The resulting high-resolution maps would orient an autonomous underwater vehicle’s (AUV) more detailed searching. The AUV was used to explore the anomalous areas that warranted closer inspection with a camera and it was also used to search areas where there were gaps in the primary sonar coverage due to the seafloor terrain. Geoscience Australia mapped each gap that could potentially hide pieces of aircraft.
“Gaps will always exist where steep geology prevents soundwaves from reaching bottom,” said Megan McCabe, cartographer at Geoscience Australia. “The idea was to capture as much of those areas as possible and stitch the data captured by the AUV into the sonar coverage.”
Building an underwater highway
With gaps sparsely spread out over the entire search area, the challenge centred on the best way to search each gap. A makeshift underwater highway had to be created using the Esri mapping platform.
“We created a network analysis to see how we could move from gap to gap most efficiently by thinking about it like a delivery man’s dilemma,” Ms McCabe said. “The goal was to prioritise anomalies to build a ‘road network’ between them that we could efficiently investigate.”
Once it had the network, Geoscience Australia could create the best routes to get from point A to point B. This method helped navigate the AUVs to the areas of highest priority. The search located four shipwrecks but found no aircraft wreckage.
The improved resolution of the mapping effort also led to the discovery of deep-sea volcanoes, towering ridges, and deep trenches in a remote part of the southern Indian Ocean that was largely unexplored. Investigators discovered that the large mountain ridge within the arc was created by the collision of two tectonic plates. Sonar data revealed structures that soared more than 300 meters high in some places and trenches that plunged as deep as 1400 meters.
Adding value to the mission
The exhaustive search for MH370 also ranks as one of the largest marine surveys ever conducted thanks to the Fugro Survey team’s decision to always keep the multibeam sonar system on. The search collected 172,741 square miles of bathymetry data in the search area and another 268,432 square miles of data as the vessels travelled to and from the search area.
Three years’ worth of meticulous scanning and quality assurance review produced a highly detailed picture of the seafloor in the southern Indian Ocean. Geoscience Australia presented a story map to tell the story of their search.

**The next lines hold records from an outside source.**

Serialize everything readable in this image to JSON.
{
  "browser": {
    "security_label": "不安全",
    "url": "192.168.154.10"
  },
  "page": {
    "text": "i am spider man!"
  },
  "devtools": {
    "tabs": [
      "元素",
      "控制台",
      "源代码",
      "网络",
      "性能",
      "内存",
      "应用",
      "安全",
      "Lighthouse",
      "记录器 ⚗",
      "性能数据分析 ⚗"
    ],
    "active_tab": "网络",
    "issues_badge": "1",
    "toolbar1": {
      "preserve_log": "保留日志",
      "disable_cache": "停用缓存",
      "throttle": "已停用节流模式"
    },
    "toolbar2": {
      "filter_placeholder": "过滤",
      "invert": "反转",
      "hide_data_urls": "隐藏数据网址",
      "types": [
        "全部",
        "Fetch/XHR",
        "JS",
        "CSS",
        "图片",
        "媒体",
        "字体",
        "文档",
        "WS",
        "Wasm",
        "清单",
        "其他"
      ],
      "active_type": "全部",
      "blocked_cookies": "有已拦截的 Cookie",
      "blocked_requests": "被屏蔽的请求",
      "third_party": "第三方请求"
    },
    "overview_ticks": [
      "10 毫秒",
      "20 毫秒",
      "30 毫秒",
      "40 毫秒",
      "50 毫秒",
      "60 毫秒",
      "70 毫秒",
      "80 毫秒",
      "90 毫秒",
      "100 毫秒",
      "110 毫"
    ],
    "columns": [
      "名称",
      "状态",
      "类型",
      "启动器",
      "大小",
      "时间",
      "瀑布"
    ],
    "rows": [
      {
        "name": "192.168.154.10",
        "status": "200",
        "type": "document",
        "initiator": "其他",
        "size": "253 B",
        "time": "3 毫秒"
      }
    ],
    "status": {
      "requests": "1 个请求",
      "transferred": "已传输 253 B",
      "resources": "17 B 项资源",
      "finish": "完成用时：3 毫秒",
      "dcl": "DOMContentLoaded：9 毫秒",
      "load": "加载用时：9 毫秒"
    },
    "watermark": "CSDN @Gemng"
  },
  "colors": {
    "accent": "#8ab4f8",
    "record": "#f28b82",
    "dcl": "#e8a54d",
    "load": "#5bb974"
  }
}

It includes interactive maps that recount the mission using embedded videos showing how the data was collected and what the new bathymetry looks like compared to previous seafloor maps in the area.
“This difficult search united teams across Geoscience Australia to rigorously apply science and technology to this important task,” Ms McCabe said. “We’re all disappointed that we did not find the aircraft, and we’re hopeful that the survey work will eventually lead to its discovery to provide closure for the families of the missing passengers and crew.”
In January 2017, the governments of Malaysia, Australia and the People’s Republic of China jointly announced the suspension of the search for MH370 and the search has been suspended until further credible evidence is available that identifies the specific location of the aircraft.
Although the mystery of the loss of the aircraft hasn’t been solved, the seafloor maps from the search will benefit scientific explorations of the southern Indian Ocean for years to come. Geoscience Australia have now published both Phase One and Two of sea floor mapping data obtained in the search.
Dr Dawn Wright is chief scientist of Esri. A globally recognised oceanographer and geographer, Dr Wright has authored and contributed to some of the most definitive literature on marine GIS.